The Southern Baptist Theological Seminary 2825 Lexington Road · Louisville, KY 40280

What’s old about the “new” atheists?

Questions WITH Sean McDowell

Teacher, speaker and author La Mirada, Calif.

The title “new atheists” has less to do with the content of their arguments than the way in which they argue. The “old” atheists were not very good at PR. But these new atheists are much more engaging, likable and savvy. Former atheists seemed really to grasp the significance belief in God made. For instance, Camus said that if God does not exist then the question is whether or not we will commit suicide. The newer atheists think we can get rid of God and the world will be a better place. They either ignore or simply do not understand how momentous the existence of God is for all of life.

How significant is the desire to justify sexual choices in shaping the worldview of Millennials? I am not sure how unique it is to this generation. Humans have always had the desire to justify their choices, especially sexual choices. But younger Christians often find themselves in a bind between what their theological traditions say (e.g., sex is between one man and one woman in marriage) and the lifestyles of their friends. Many today hold traditional views in theory, but will abandon them when it comes to loyalty to a friend. This is why we must teach a biblical worldview more intentionally, practically and compassionately than ever before. When we do not, kids often leave the church and sometimes even their faith.

What does your ideal Saturday morning look like? Sleep in. Go on a run with my wife.

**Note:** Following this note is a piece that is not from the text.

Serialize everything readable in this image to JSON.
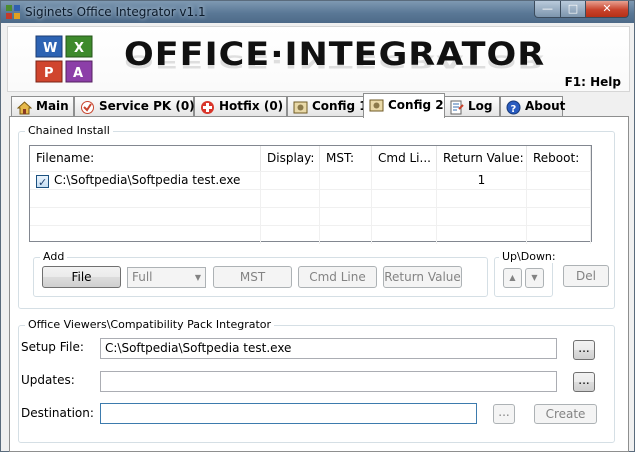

Make breakfast together as a family (preferably pancakes). Either go to the park with my family or go to one of my kid’s sports games.


Towers | May 2014